But every now and then, the puppy would catch a scent of his true master. It might be on another person or another dog. It might be on something like a tree or wooded path. It might even be on the wind at sunset, as if carried there from some far country. The master's country. His country. At first the puppy would be excited. He would jump up and look, expecting any moment to see the master. And he would wait. And wait. And wag his tail. And wait. And sniff around trying to find more. And wait. And after about five minutes he would realize that this wasn't the time. The master wasn't coming. Again.
Then the puppy grew sullen. The puppy would retreat to dark corners and lie there. As he grew older, he grew less patient. No longer would he jump up. He would test the scent and if nothing changed he would go back to what he was doing. He still tried to be a good dog, but something had changed. His caretakers did not know what to do. His mate did not understand him. His own pups avoided him when they saw that familiar set of his jowls.
The other dogs made where ever they were at, their country. They dug holes and spread around smelly things. They lived in houses and acted like children instead of dogs. They chased their tails and bit whoever they pleased and barked and barked and barked. But the puppy thought they were all fools. He knew where he belonged and who he belonged with and this wasn't it.
Now is about the time in most stories that the Master should come or the puppy should take matters into his own paws and start off to find the Master or become a bad dog. But that didn't happen so i can't say that. The puppy is still working hard for the people who take care of him, he is still teaching his puppies about the Master, still trying to be a good dog.
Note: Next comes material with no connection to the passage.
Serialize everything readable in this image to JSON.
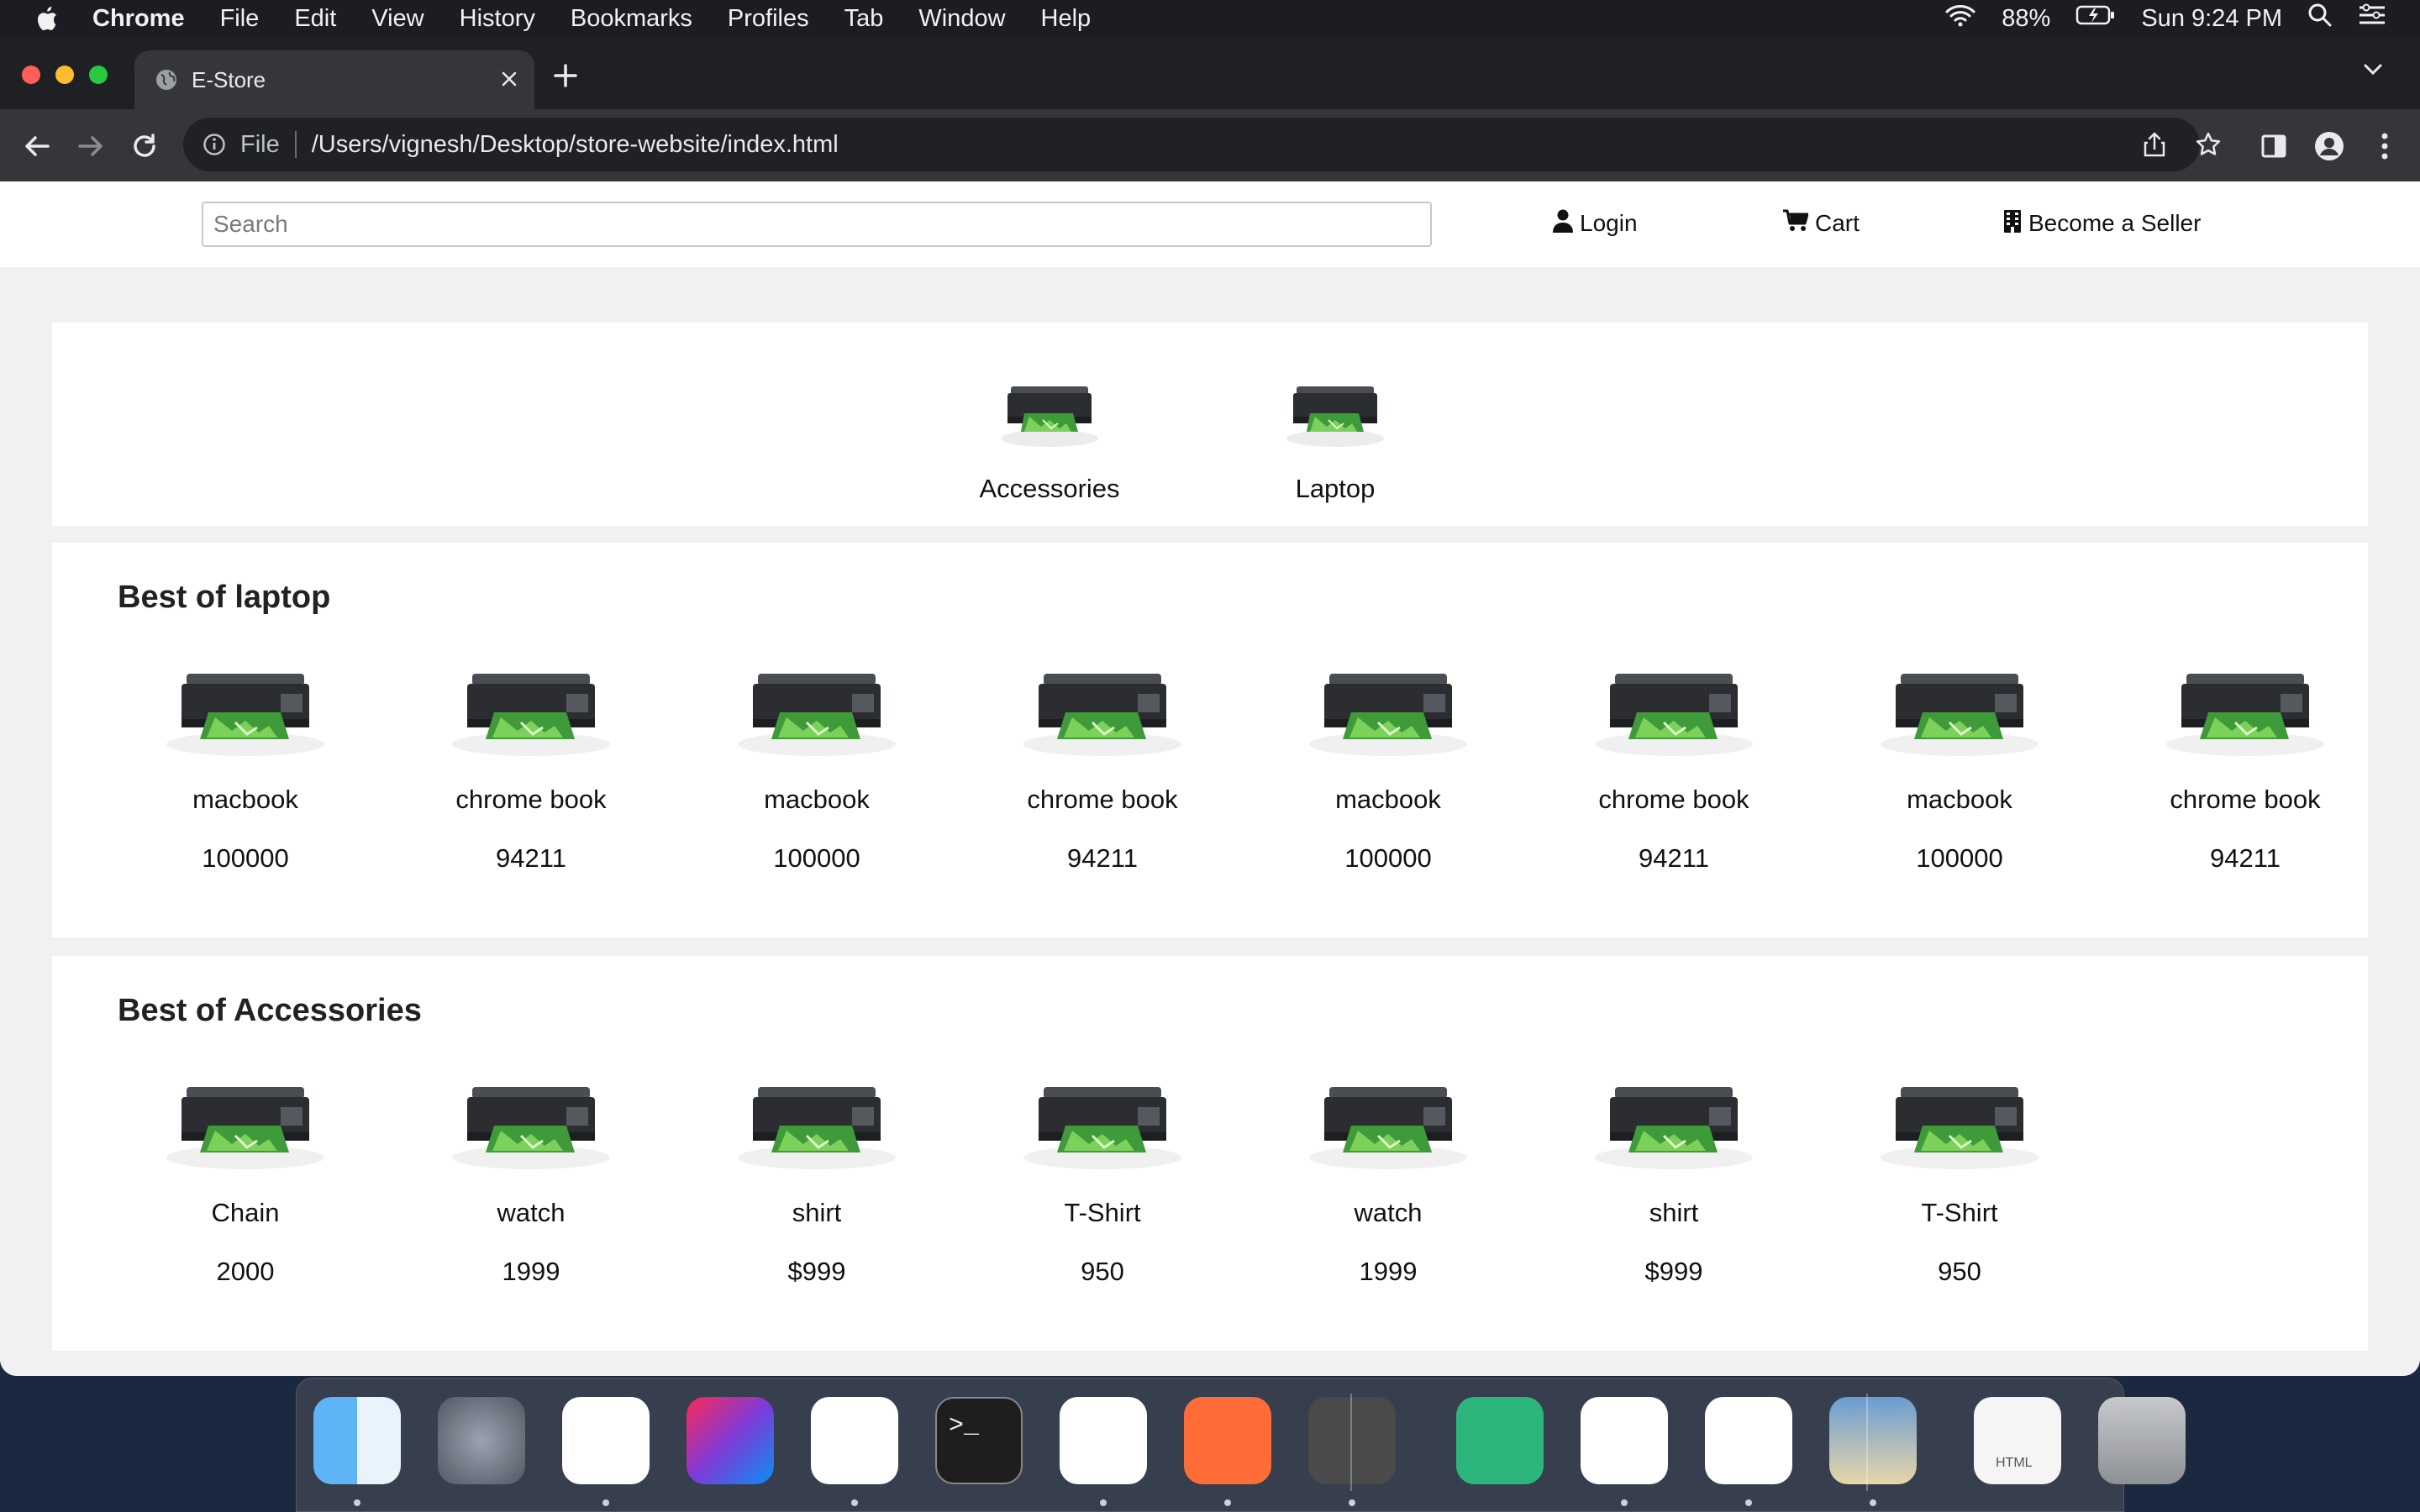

In short, he is still waiting.
Lately, he's been trying to wait in a more puppy like fashion. 'Cause puppies believe!